Methodist welfare work in Hungary in danger because of “corrupt” Orban regime
Does the Hungarian government send the homeless people back to the streets of Budapest? Thousands will die if the government insists on stopping the Methodist funding. The church struggles with the “corrupt” Orban government about tax revenues for welfare work.
In several press statements, the Hungarian Evangelical Fellowship (HEF, or: Magyarorszagi Evangeliumi Testverkozosseg, MET) mentions a number of 40,000 homeless and other “vulnerable people” they care for. Apart from this, the church has a school for Roma kids, with a daily food service in the school. The church is also connected with the work for immigrants, a sensitive issue in Hungary. The Wesleyan denomination is active with a hospital and a clinic and also has a theological college.
At least 100 of the 1,000 employees of the Methodists have left the organisation (10 per cent) because they cannot be paid. The others don’t receive their full salary.
In the Hungarian system, churches that have been officially “recognised” receive money from the state. On the tax form, citizens can mark the Hungarian Evangelical Fellowship as the preferred church where 1 per cent of their income should go.
Although the HEF is a small denomination (19,000 members), it was the fourth community in terms of tax advantages in 2022. Only the ‘big’ Catholics, Calvinists and Lutherans were larger than this small group of Wesleyans. According to HEF, this number has grown in the last few years.
By using this system, the HEF depends on the government financially. A few years ago, the Methodists became more independent by raising direct support. The church says the results of that are encouraging in a press release, but that is still not enough. “If every member of the wealthiest one per cent of Hungarians would support our work with the price of two kilos of bread”, a recent press statement says, “we would be able to function without interruption.” Also, some city councils have decided to support the HEF activities.
However, the Hungarian Tax Authority (NAV) says that the cutbacks have a reason: because the HEF did not pay income tax for many years. The total sum could be 3.9 million euros. In October 2021, two years ago, armed personnel of the NAV raided the premises of the HEF and confiscated papers and computers, according to a HEF press release. Two weeks ago, the NAV spoke about the “illegal activities” on the part of the HEF. A government spokesperson said the state does not owe money to the church.

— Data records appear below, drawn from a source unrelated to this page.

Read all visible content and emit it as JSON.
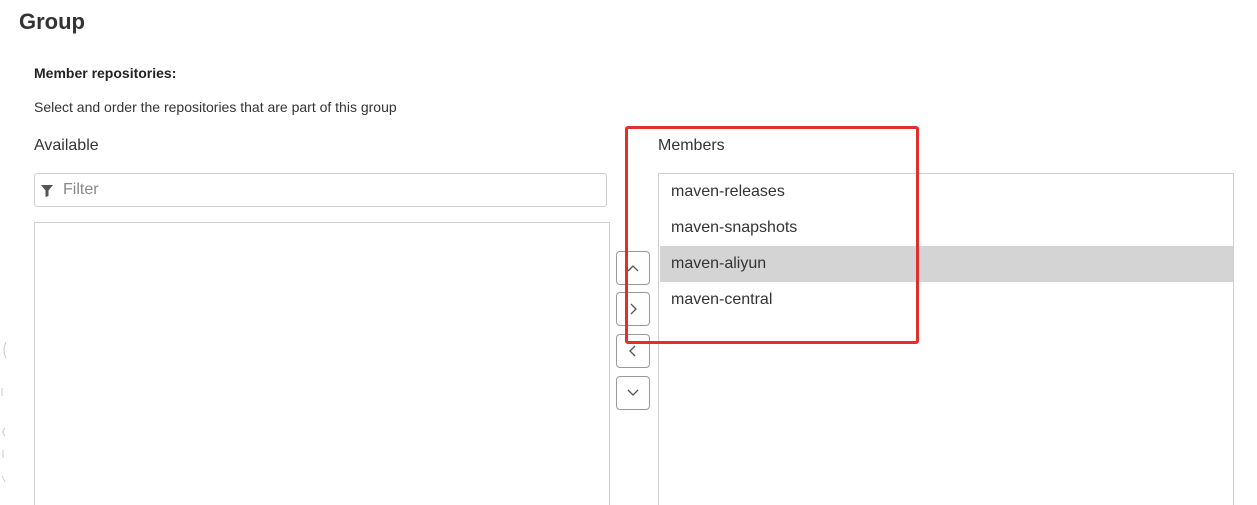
{
  "group": {
    "title": "Group",
    "member_label": "Member repositories:",
    "help_text": "Select and order the repositories that are part of this group",
    "available_label": "Available",
    "members_label": "Members",
    "filter_placeholder": "Filter",
    "filter_value": "",
    "available_items": [],
    "members": [
      {
        "label": "maven-releases",
        "selected": false
      },
      {
        "label": "maven-snapshots",
        "selected": false
      },
      {
        "label": "maven-aliyun",
        "selected": true
      },
      {
        "label": "maven-central",
        "selected": false
      }
    ],
    "buttons": [
      {
        "name": "move-up",
        "icon": "chevron-up-icon"
      },
      {
        "name": "add-to-members",
        "icon": "chevron-right-icon"
      },
      {
        "name": "remove-from-members",
        "icon": "chevron-left-icon"
      },
      {
        "name": "move-down",
        "icon": "chevron-down-icon"
      }
    ]
  },
  "colors": {
    "selected_row": "#d4d4d4",
    "highlight_annotation": "#e0302a",
    "border": "#d0d0d0"
  }
}
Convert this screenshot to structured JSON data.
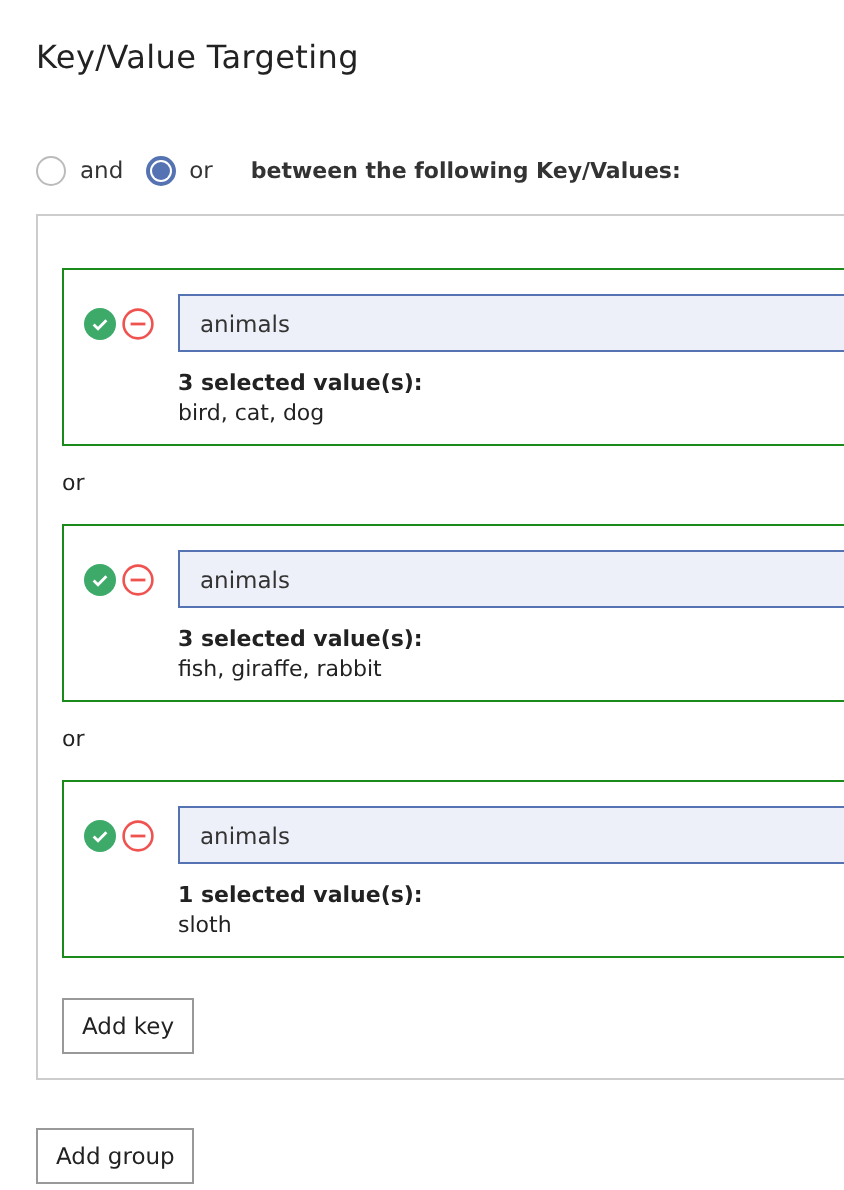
{
  "title": "Key/Value Targeting",
  "logic": {
    "options": [
      {
        "label": "and",
        "selected": false
      },
      {
        "label": "or",
        "selected": true
      }
    ],
    "description": "between the following Key/Values:"
  },
  "group": {
    "keys": [
      {
        "key": "animals",
        "summary": "3 selected value(s):",
        "values": "bird, cat, dog"
      },
      {
        "separator": "or",
        "key": "animals",
        "summary": "3 selected value(s):",
        "values": "fish, giraffe, rabbit"
      },
      {
        "separator": "or",
        "key": "animals",
        "summary": "1 selected value(s):",
        "values": "sloth"
      }
    ],
    "add_button": "Add key"
  },
  "add_group_button": "Add group"
}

The HEF has existed since 1973. During the Communist era, Gabor Ivanyi could no longer live with state interference in the church and was kicked out of the Hungarian Methodist Church. In 1981, the HEF was officially recognised as an independent church. After the regime change, the HEF took social work over from the state.
During those years, Ivanyi got into contact with Viktor Orban; they worked together against the Communist regime. After the change, Ivanyi did the Christian liturgy for the marriage of the Orban couple in 1993 and the baptism of two of their five children.
However, when Orban was sworn in as prime minister for the second time in 2010, Gabor Ivanyi refused to pray during the ceremonies. He was critical of Orban’s Christian nationalism. According to Ivanyi, this was a humiliation for Orban. To several branches of the international press, he said that this personal quarrel was the cause of the legal battles that followed since. Because of his prestige and charisma, Ivanyi has many international contacts and receives funding from Western organisations.
During a press conference in August, Gabor Ivanyi spoke about “persecution” by the “greedy, corrupt Orban regime”, which is even a “dictatorship”. The administration is full of “crimes”, he said. “The Hungarian State is run by people who, in a decent democracy and a state governed by the rule of law, would spend a long time in prison.”
Shortly after 2010, the new Fidesz government came with a new Church Law. The main goal for this was to limit the number of “recognised churches” since many groups and cults were registered as churches, not because they had a deep belief but because you could make money with it.
Also, the Hungarian Evangelical Fellowship was scrapped from the law. The government was corrected because of this by the European Court of Human Rights (ECtHR) in Strasbourg. But since the church recognition is a parliamentary act in Hungary –and not from administrative officials– this remains to be ratified.
Last week, the HEF released a statement at a press conference calling the “friends of freedom of religion to support HEF’s struggle. Partners of Hungary in the international community should demand the restoration of the status and rights of HEF as a critical component of the general restoration of the rule of law in Hungary”.
Weekly column from Bulgaria: finding ultimate home for the homeless
Book review: Hungary keeps struggling with its history